Verdicts and Settlements:
School Bus vs. Minivan Accident Results in $750,000 Settlement
A routine day of errands turned out to be anything but routine for a 44-year-old mother, who found herself in the emergency room after being cut off by a school bus. The accident occurred on a beautiful, sunny June day. The plaintiff was proceeding straight in the right-hand lane of a two-lane roadway. A full-size school bus was proceeding in the left lane, slightly ahead of her minivan. As the plaintiff approached a side street on her right, she turned on her directional arrow, indicating her intention to turn into the side street. What the plaintiff did not realize was that the school bus was also intending to turn right onto the side street, despite being in the left lane and not having any turn signal on. The school bus driver clearly did not see the plaintiff's vehicle in the right lane, and as he turned the large bus to the right, he sandwiched the plaintiff's car up against the curb. As a result of the impact and despite wearing a seat belt, the plaintiff's body was thrust about, causing injuries to her neck. She was transported by ambulance to Huntington Hospital in Suffolk County with complaints of neck pain. She was treated and released that day.
The plaintiff had experienced prior neck pain and had been treated sporadically by a chiropractor. However, this time the pain was much more severe and the plaintiff endured several years of treatment, including steroid injections and physical therapy, before finally deciding to proceed with cervical fusion surgery.
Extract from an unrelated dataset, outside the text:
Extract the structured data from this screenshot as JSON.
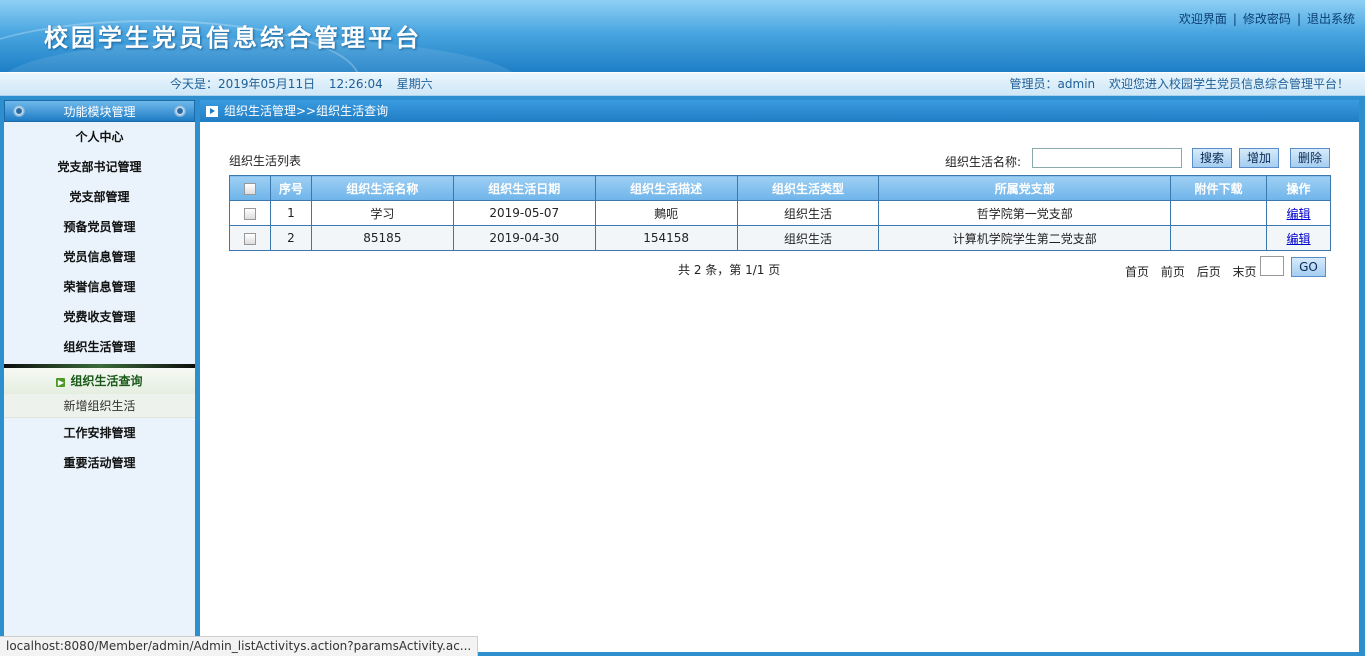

Mr. Sitinas sued the school bus company as well as the school bus driver. To complicate matters, the school bus driver died shortly after this accident (completely unrelated to the accident itself); therefore, Mr. Sitinas had to proceed against the driver's estate. The defendants denied liability for the accident, claiming that the plaintiff was solely responsible for the accident in that she was traveling too fast and failed to see the school bus's directional arrow indicating the driver's intention to turn right. These claims by the defendant school bus driver were contained in numerous accident reports prepared by the school bus company's safety department, and because they are considered to be business documents under New York law, they would be admissible at trial as an exception to the Hearsay Rule. This put Mr. Sitinas at a disadvantage, since he would never be able to depose the school bus driver and ask him about his assertions. Instead, Mr. Sitinas took the deposition testimony of the school bus company's safety director, and after extensive questioning, was able to prove that the school bus operator violated the vehicle and traffic laws of New York by failing to make sure it was safe to make his right turn before commencing his turn. The parties ultimately agreed to attend a mediation session in an effort to resolve the matter prior to trial. After several hours, the parties agreed to a $750,000 settlement.